Immersed in a culture that is obsessed with self-indulgence and instant gratification and regularly advises us to “follow your heart”, the above Proverb might almost seem confusing at best, if not slightly absurd. “Guard my heart? What about my happiness? Isn’t that important? Shouldn’t I just go for all that I want out of this life?” Not a huge surprise that the world would disagree with the Bible on such an issue, though, is it? Jeremiah 17:9 takes this notion even further with these words:
“The heart is deceitful above all things and beyond cure. Who can understand it?”
So, if we were to translate the world’s advice through a Biblical lens, this is what we would get:
“Follow your deceitful desires.”
Right? I mean, if we truly take God at His Word, if we really believe that what His Word says is true, then doesn’t the world’s advice pale in comparison to God’s wisdom? But in our efforts to do what we want to do, we push wisdom aside and consistently embrace that which makes us feel good and whatever is pleasing to our ears.

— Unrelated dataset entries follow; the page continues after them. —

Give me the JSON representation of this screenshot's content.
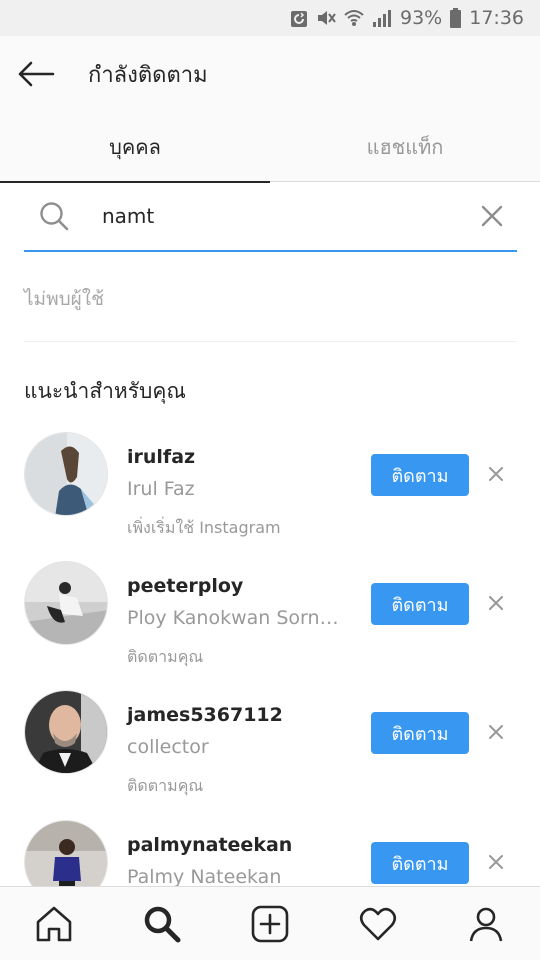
{
  "status_bar": {
    "battery_percent": "93%",
    "time": "17:36",
    "icons": [
      "sync-icon",
      "mute-icon",
      "wifi-icon",
      "signal-icon",
      "battery-icon"
    ]
  },
  "header": {
    "title": "กำลังติดตาม",
    "back_icon": "back-arrow-icon"
  },
  "tabs": [
    {
      "label": "บุคคล",
      "active": true
    },
    {
      "label": "แฮชแท็ก",
      "active": false
    }
  ],
  "search": {
    "value": "namt",
    "icon": "search-icon",
    "clear_icon": "close-icon"
  },
  "no_result_text": "ไม่พบผู้ใช้",
  "suggestions_title": "แนะนำสำหรับคุณ",
  "suggestions": [
    {
      "username": "irulfaz",
      "full_name": "Irul Faz",
      "meta": "เพิ่งเริ่มใช้ Instagram",
      "button": "ติดตาม"
    },
    {
      "username": "peeterploy",
      "full_name": "Ploy Kanokwan Sornsakul",
      "meta": "ติดตามคุณ",
      "button": "ติดตาม"
    },
    {
      "username": "james5367112",
      "full_name": "collector",
      "meta": "ติดตามคุณ",
      "button": "ติดตาม"
    },
    {
      "username": "palmynateekan",
      "full_name": "Palmy Nateekan",
      "meta": "",
      "button": "ติดตาม"
    }
  ],
  "bottom_nav": [
    "home-icon",
    "search-icon",
    "add-post-icon",
    "activity-heart-icon",
    "profile-icon"
  ],
  "colors": {
    "accent": "#3897f0",
    "text_primary": "#262626",
    "text_secondary": "#999999"
  }
}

The heart, the seat of our emotions, is deceitful. That is what God’s Word teaches. What this means is that our hearts are infected by our sinful nature, and they desire that which is contrary to God and His ways. And although we are consumed with the pursuit of happiness, the Bible seems to be far less concerned with our happiness and much more concerned with our holiness. We are the ones who have it backwards. We want to be happy. We want to feel good. So, we follow our hearts, which are “desperately sick” (ESV). What really struck me this past week is the reality of these simply truths. When we choose to follow our hearts as opposed to guarding them, our desires become deformed. The more we feed on something, the more we will crave it. As our hearts deceive us into sin and all of its fallout, we sadly begin to desire the very thing that we once tried to separate ourselves from: Deformed desires.
One of the most foolish things that we can do is to follow our hearts. Just curious, but I wonder if any of you happen to be anything like me and have ever let your feelings lead you or dictate your decisions only to find that your feelings led you to a bad place in the end. Anybody? I don’t think I’m alone in this. Our emotions will lie to us, deceive us, and constantly play games with our minds. Scripture never tells us to follow our hearts, but rather to guard them from sin and temptation. We are to be led by faith. This is where we must come to a decision to refuse to allow our emotions to lead us any longer and submit to a life led by faith. Whether I feel like it or not, I’m called to faith. I’m called to obedience. Some of you might already be thinking, “Well, is it really faith and obedience if I don’t feel like it?” I would respond to your question with one of my own. Do you think that Jesus felt like going to the cross? No, He didn’t. In fact, He sweat drops of blood in agony over it, pleading with God three times to change the plan. But He went through with it despite His feelings about it. Can you imagine if Christ had let His feelings lead Him? We would be without the hope of salvation. We would be without the cross.
The point: Faith must lead. Feelings must follow. Don’t follow your deceitful heart. It will only lead to deformed desires.